Evaluation of Asbestos-Related Pulmonary Diseases in Lining Workers and Makers of Isfahan


1 Department of Internal Medicine,

2 Department of Radiology, Isfahan University of Medical Sciences and Health Services, ISFAHANIRAN

3 Department of Internal Medicine

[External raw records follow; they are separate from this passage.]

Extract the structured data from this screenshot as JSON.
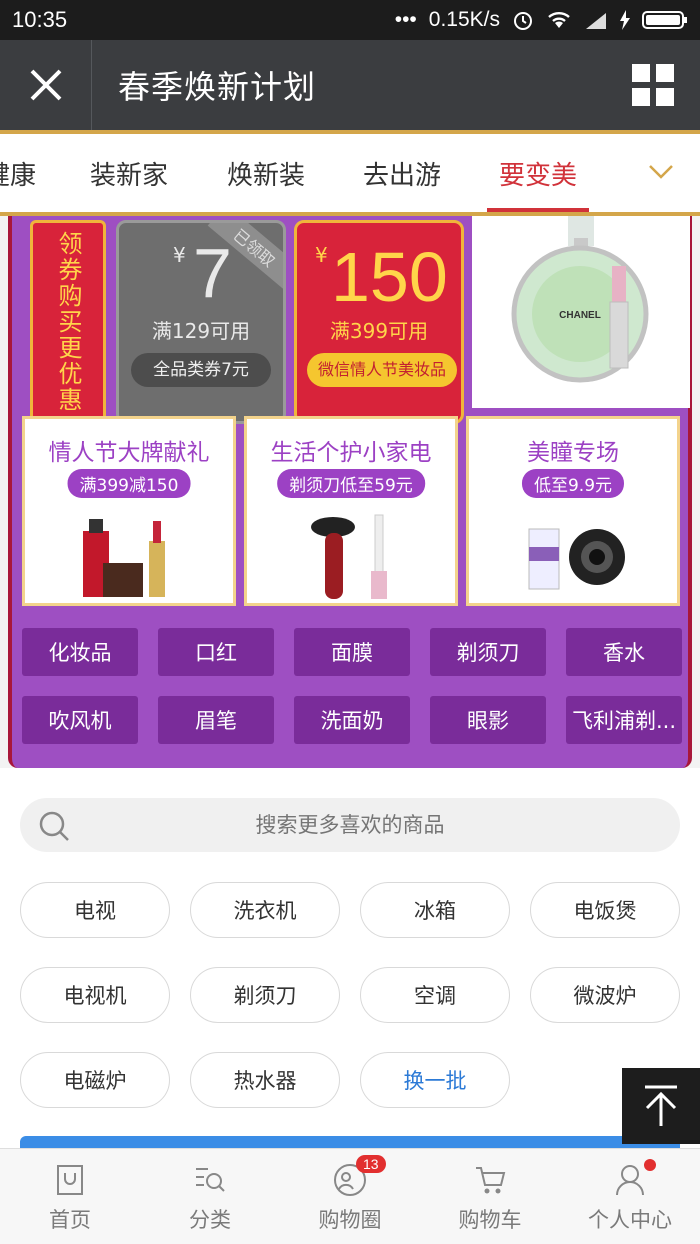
{
  "status_bar": {
    "time": "10:35",
    "dots": "•••",
    "speed": "0.15K/s"
  },
  "header": {
    "title": "春季焕新计划",
    "close_icon": "close-icon",
    "grid_icon": "grid-icon"
  },
  "tabs": [
    {
      "label": "健康"
    },
    {
      "label": "装新家"
    },
    {
      "label": "焕新装"
    },
    {
      "label": "去出游"
    },
    {
      "label": "要变美",
      "active": true
    }
  ],
  "promo": {
    "coupon_label": "领券购买更优惠",
    "coupon_gray": {
      "ribbon": "已领取",
      "currency": "¥",
      "amount": "7",
      "condition": "满129可用",
      "button": "全品类券7元"
    },
    "coupon_red": {
      "currency": "¥",
      "amount": "150",
      "condition": "满399可用",
      "button": "微信情人节美妆品"
    },
    "product_top": {
      "brand": "CHANEL"
    },
    "cards": [
      {
        "name": "情人节大牌献礼",
        "tag": "满399减150"
      },
      {
        "name": "生活个护小家电",
        "tag": "剃须刀低至59元"
      },
      {
        "name": "美瞳专场",
        "tag": "低至9.9元"
      }
    ],
    "keywords": [
      "化妆品",
      "口红",
      "面膜",
      "剃须刀",
      "香水",
      "吹风机",
      "眉笔",
      "洗面奶",
      "眼影",
      "飞利浦剃..."
    ]
  },
  "search": {
    "placeholder": "搜索更多喜欢的商品"
  },
  "hot_words": [
    "电视",
    "洗衣机",
    "冰箱",
    "电饭煲",
    "电视机",
    "剃须刀",
    "空调",
    "微波炉",
    "电磁炉",
    "热水器"
  ],
  "refresh_label": "换一批",
  "bottom_nav": [
    {
      "label": "首页",
      "icon": "bag-icon"
    },
    {
      "label": "分类",
      "icon": "search-list-icon"
    },
    {
      "label": "购物圈",
      "icon": "people-circle-icon",
      "badge": "13"
    },
    {
      "label": "购物车",
      "icon": "cart-icon"
    },
    {
      "label": "个人中心",
      "icon": "person-icon",
      "dot": true
    }
  ],
  "colors": {
    "accent": "#d1323a",
    "purple": "#9e4fc2",
    "gold": "#d4a64a",
    "link": "#2c7ad6"
  }
}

Background: Lining is made up of different materials, the most important and dangerous one being Asbestos. With the increasing knowledge and awareness of lining workers (men who repair brake linings) in regard to asbestos and its associated dangers, this concept is induced in their mind that they might be affected by asbestos-related lung diseases. The aim of this study was to determine the prevalence of asbestos-related pulmonary diseases among the lining workers and lining makers of Isfahan. Materials and Methods: In a cross-sectional study, 47 workers (18 from Gort lining factory, and 29 from lining workshops of Isfahan) were evaluated. They underwent history taking, clinical examination, chest x-ray (CXR), spirometry, CT-scan (HRCT), bronchoscopy, and bronchoalveolar lavage (BAL) examinations. Since there were no reports measuring the number of asbestos fibers in the air of the working places (factory and workshops), the mean number of asbestos fibers in these areas was calculated. Result: A total of 47 male workers were studied. The age range was 35-75 years, mean ± SD=47.96±10.33, and 95% CI=45.01, 50.91. Also, they had an occupational history of 20-69 years, mean ± SD=29.57±8, and 95% CI=27.28, 31.86. The frequency of asbestos related pulmonary diseases (pulmonary fibrosis, pulmonary plaque, peribronchial thickening) was 21.28% (17.03% among smokers) with relative frequencies of smoking 64%, cough 31.92%, sputum 48.94%, dyspnea 72.34%, and wheezing 19.15%. The frequencies of abnormal CXR, spirometry, and HRCT were 27.6%, 23.5% and 19.2% respectively. The number of asbestos fibers in the air of the working place was mean±SD=0.36±0.1 fbr/cc (p value<0.05, t=3.26). Conclusion: Exposure to asbestos without considering the safety measures and principles of occupational health and security results in a number of asbestos-related lung diseases among the lining workers and lining makers. It is notable that smoking augmentates the harmful effects of asbestos: the fact which has been confirmed by clinical and para-clinical examinations of this research. Due to short mean duration of occupational history, asbestos-related malignant pulmonary disease was not detected. As a conclusion, in addition to abstaining from smoking, obeying the health-security measures present at work and finding a suitable replacement for asbestosis in lining industries as well as follow-up and regular screening of the workers are also recommended. (Tanaffos 2003; 2(8): 13-22)